An idea that has been going round for years and years, I’ve seen tree bark camo done many ways by many people. The idea is to disguise the gun as a stick or branch, adding a texture that hides the smooth barrel that gives away a sniper rifle. In this article, I’ll go over a few ways to make it yourself, the materials you’ll need, and then tell you why it’s a shit idea from a camouflage perspective.
So, as far back as I can remember, there were people who used modelling clay and something I think was used to make decorations for reptile tanks which was similar. These added a lot of weight to the gun, but could be moulded and didn’t break. Unlike those who attempted to use real bark which was usually attached to the gun with wire, to hold it in place.
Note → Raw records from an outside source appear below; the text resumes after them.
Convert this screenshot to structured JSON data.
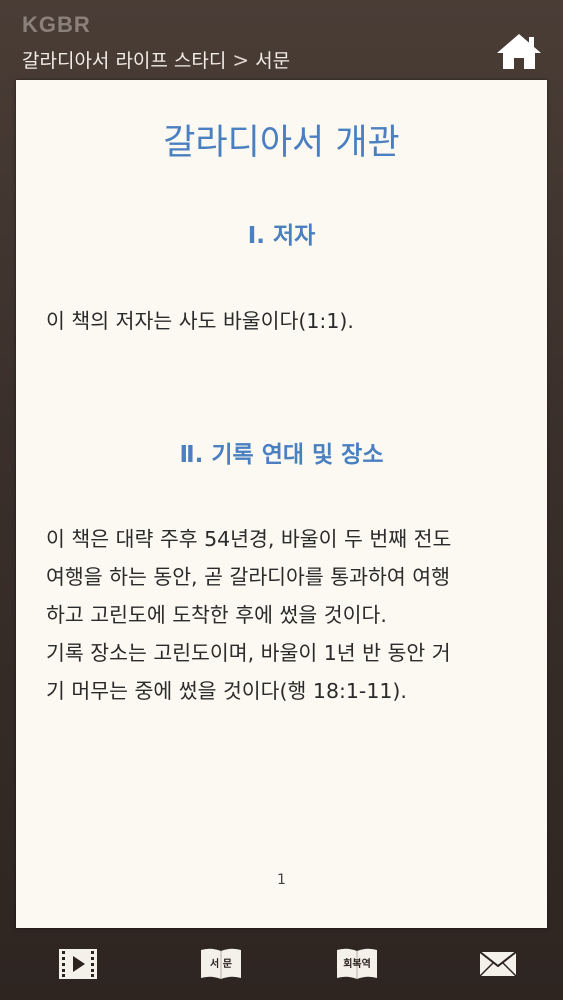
{
  "header": {
    "brand": "KGBR",
    "breadcrumb_parent": "갈라디아서 라이프 스타디",
    "breadcrumb_separator": ">",
    "breadcrumb_current": "서문",
    "home_icon": "home-icon"
  },
  "content": {
    "title": "갈라디아서 개관",
    "sections": [
      {
        "heading": "Ⅰ. 저자",
        "lines": [
          "이 책의 저자는 사도 바울이다(1:1)."
        ]
      },
      {
        "heading": "Ⅱ. 기록 연대 및 장소",
        "lines": [
          "이 책은 대략 주후 54년경, 바울이 두 번째 전도",
          "여행을 하는 동안, 곧 갈라디아를 통과하여 여행",
          "하고 고린도에 도착한 후에 썼을 것이다.",
          "기록 장소는 고린도이며, 바울이 1년 반 동안 거",
          "기 머무는 중에 썼을 것이다(행 18:1-11)."
        ]
      }
    ],
    "page_number": "1"
  },
  "bottom_nav": {
    "items": [
      {
        "icon": "play-video-icon"
      },
      {
        "icon": "book-icon",
        "label": "서 문"
      },
      {
        "icon": "book-icon",
        "label": "회복역"
      },
      {
        "icon": "mail-icon"
      }
    ]
  },
  "colors": {
    "accent": "#4a7fc1",
    "page_bg": "#fbf9f1",
    "frame_bg": "#3a2f2a"
  }
}
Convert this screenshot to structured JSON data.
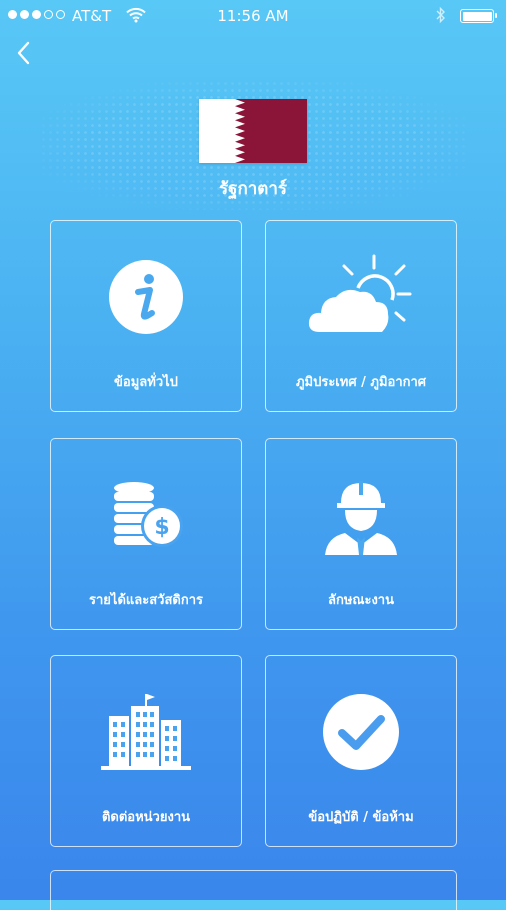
{
  "status_bar": {
    "carrier": "AT&T",
    "time": "11:56 AM"
  },
  "country": {
    "name": "รัฐกาตาร์",
    "flag_colors": {
      "white": "#ffffff",
      "maroon": "#8a1538"
    }
  },
  "menu": {
    "items": [
      {
        "label": "ข้อมูลทั่วไป",
        "icon": "info-icon"
      },
      {
        "label": "ภูมิประเทศ / ภูมิอากาศ",
        "icon": "weather-icon"
      },
      {
        "label": "รายได้และสวัสดิการ",
        "icon": "coins-dollar-icon"
      },
      {
        "label": "ลักษณะงาน",
        "icon": "worker-icon"
      },
      {
        "label": "ติดต่อหน่วยงาน",
        "icon": "buildings-icon"
      },
      {
        "label": "ข้อปฏิบัติ / ข้อห้าม",
        "icon": "check-icon"
      }
    ]
  },
  "colors": {
    "gradient_top": "#58c8f6",
    "gradient_bottom": "#3a86ec"
  }
}
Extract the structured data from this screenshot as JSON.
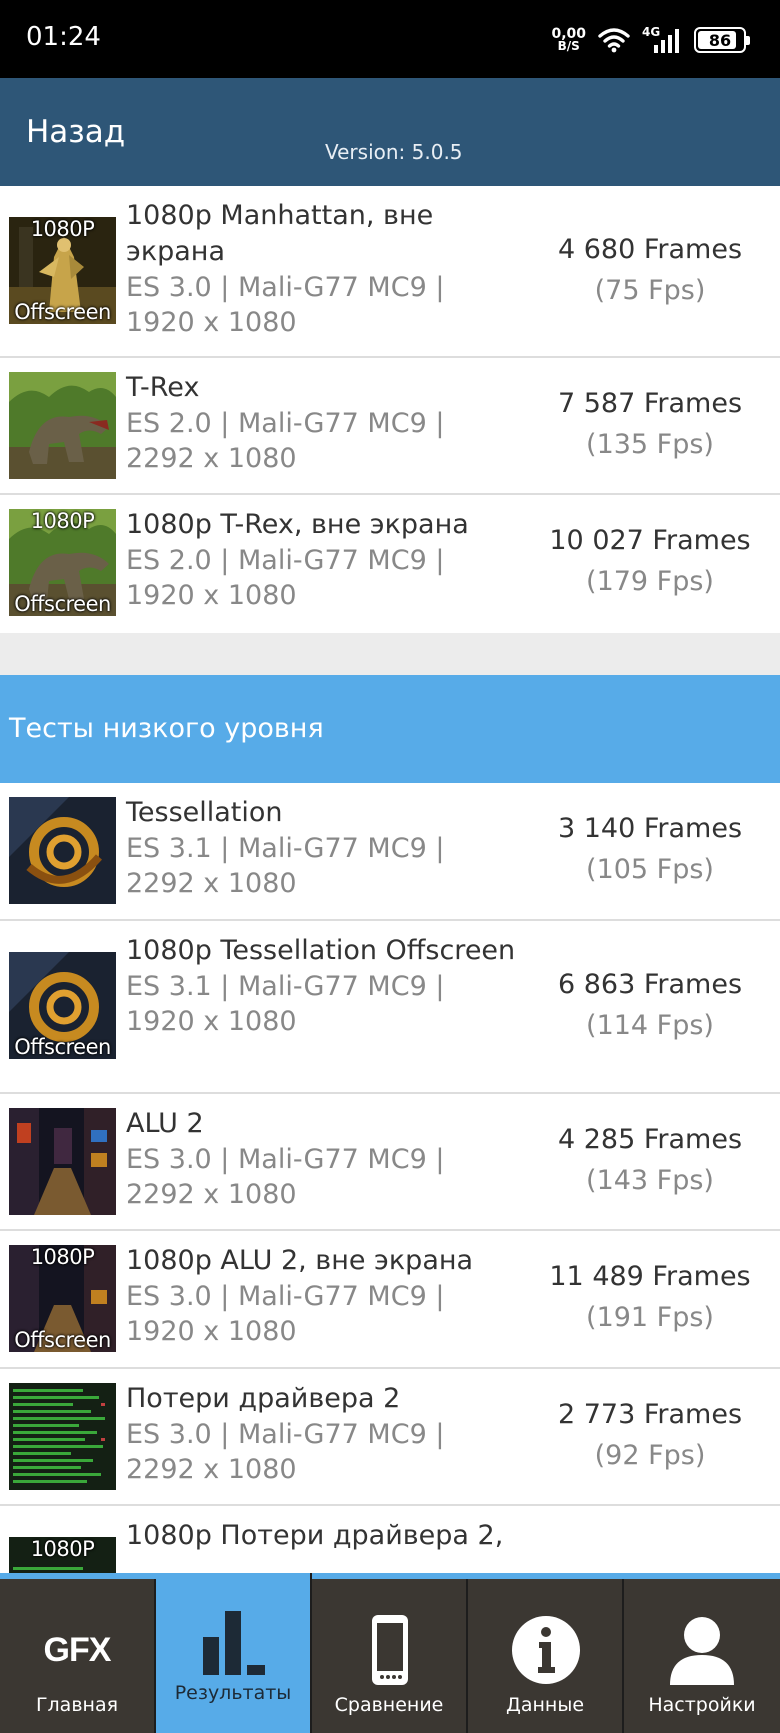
{
  "status_bar": {
    "time": "01:24",
    "net_speed_value": "0,00",
    "net_speed_unit": "B/S",
    "network": "4G",
    "battery": "86",
    "battery_level": 0.86
  },
  "header": {
    "back_label": "Назад",
    "version": "Version: 5.0.5"
  },
  "section_low_level": "Тесты низкого уровня",
  "badges": {
    "p1080": "1080P",
    "offscreen": "Offscreen"
  },
  "results": [
    {
      "title": "1080p Manhattan, вне экрана",
      "api": "ES 3.0 | Mali-G77 MC9 |",
      "resolution": "1920 x 1080",
      "frames": "4 680 Frames",
      "fps": "(75 Fps)"
    },
    {
      "title": "T-Rex",
      "api": "ES 2.0 | Mali-G77 MC9 |",
      "resolution": "2292 x 1080",
      "frames": "7 587 Frames",
      "fps": "(135 Fps)"
    },
    {
      "title": "1080p T-Rex, вне экрана",
      "api": "ES 2.0 | Mali-G77 MC9 |",
      "resolution": "1920 x 1080",
      "frames": "10 027 Frames",
      "fps": "(179 Fps)"
    }
  ],
  "low_level": [
    {
      "title": "Tessellation",
      "api": "ES 3.1 | Mali-G77 MC9 |",
      "resolution": "2292 x 1080",
      "frames": "3 140 Frames",
      "fps": "(105 Fps)"
    },
    {
      "title": "1080p Tessellation Offscreen",
      "api": "ES 3.1 | Mali-G77 MC9 |",
      "resolution": "1920 x 1080",
      "frames": "6 863 Frames",
      "fps": "(114 Fps)"
    },
    {
      "title": "ALU 2",
      "api": "ES 3.0 | Mali-G77 MC9 |",
      "resolution": "2292 x 1080",
      "frames": "4 285 Frames",
      "fps": "(143 Fps)"
    },
    {
      "title": "1080p ALU 2, вне экрана",
      "api": "ES 3.0 | Mali-G77 MC9 |",
      "resolution": "1920 x 1080",
      "frames": "11 489 Frames",
      "fps": "(191 Fps)"
    },
    {
      "title": "Потери драйвера 2",
      "api": "ES 3.0 | Mali-G77 MC9 |",
      "resolution": "2292 x 1080",
      "frames": "2 773 Frames",
      "fps": "(92 Fps)"
    },
    {
      "title": "1080p Потери драйвера 2,"
    }
  ],
  "nav": {
    "home_logo": "GFX",
    "home": "Главная",
    "results": "Результаты",
    "compare": "Сравнение",
    "data": "Данные",
    "settings": "Настройки",
    "active": "results"
  },
  "colors": {
    "header_bg": "#2e5677",
    "section_bg": "#57abe8",
    "nav_bg": "#3b3732",
    "nav_active": "#57abe8"
  }
}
Real bark obviously looked the part, but was impractical unless you were playing from a fixed position with little movement. More recently. I’ve seen tape applied to rifles, creased and with padding underneath to mimic the imperfect shape of branches, then painted (there are some seriously good artists out there).
It looks great, and if you view it at one metre (like most photos, or at your workbench when you’re making it) it can be a very convincing natural object. So, why does it not work? Well, if your game is replicating natural objects, it does. It works very well. But camouflage is about disguise, which is a little more complicated than looking like you fell out of a florist. Explanation time…
I can pretty much guarantee that the rifle is the first thing people will see of a sniper. Especially those who don’t camouflage their gun because they love the “tactical black” look. It’s the furthest forward element of the sniper, and it’s the bit that moves the most as well, as we reload and aim (if you’re shooting from kneeling or standing). It’s the most important bit to hide but usually receives the least attention in terms of camouflage. It’s also quite an eye-catching shape for those players looking for you.
The biggest problem with the tree bark camo idea, is that beyond the one metre photo range, you’re turning your long, dark rifle silhouette into a long, dark branch silhouette that looks like a rifle. It’s not actually breaking up the outline or shape of the rifle, it’s matching it. The lovely bark effect that you see at close range is lost past ten metres, and with MED you should always be at least twenty metres from other players anyway. Nobody at normal ranges is going to see it as the branch that you want it to be. And that long shape is going to be constantly moving – if a tree branch is moving in the environment then you’d notice it anyway because it’s unusual.
This is the problem with always judging your camouflage up close.
What you need to do (I’m in the middle of rebuilding my VSR at the moment, internally and externally so I’ll do a demonstration once that project is finished) is try to hide that long, dark, distinctive rifle silhouette by breaking it up into different shapes.
I’ve used green and tan here just to show it more easily, you can adjust to your environmental needs. The light and dark contrast at a distance is going to hide that outline by breaking it up into smaller elements, much the same as we do with ghillie suits. Same principles apply to all your kit. If you can coordinate the camo to match, using haloscreen and dyed cotton for example, then it’ll accentuate that breakup, as well as adding much needed 3D texture.
A note on spray painting rifles, even using matt paint and no matter how good the pattern is, it still leaves a smooth flat sheen because of the plastic and metal surfaces underneath. Unfortunately, you can’t just paint your way out of it.
Camouflage. It’s more than just trying to replicate nature. Shape, colour, pattern, breakup.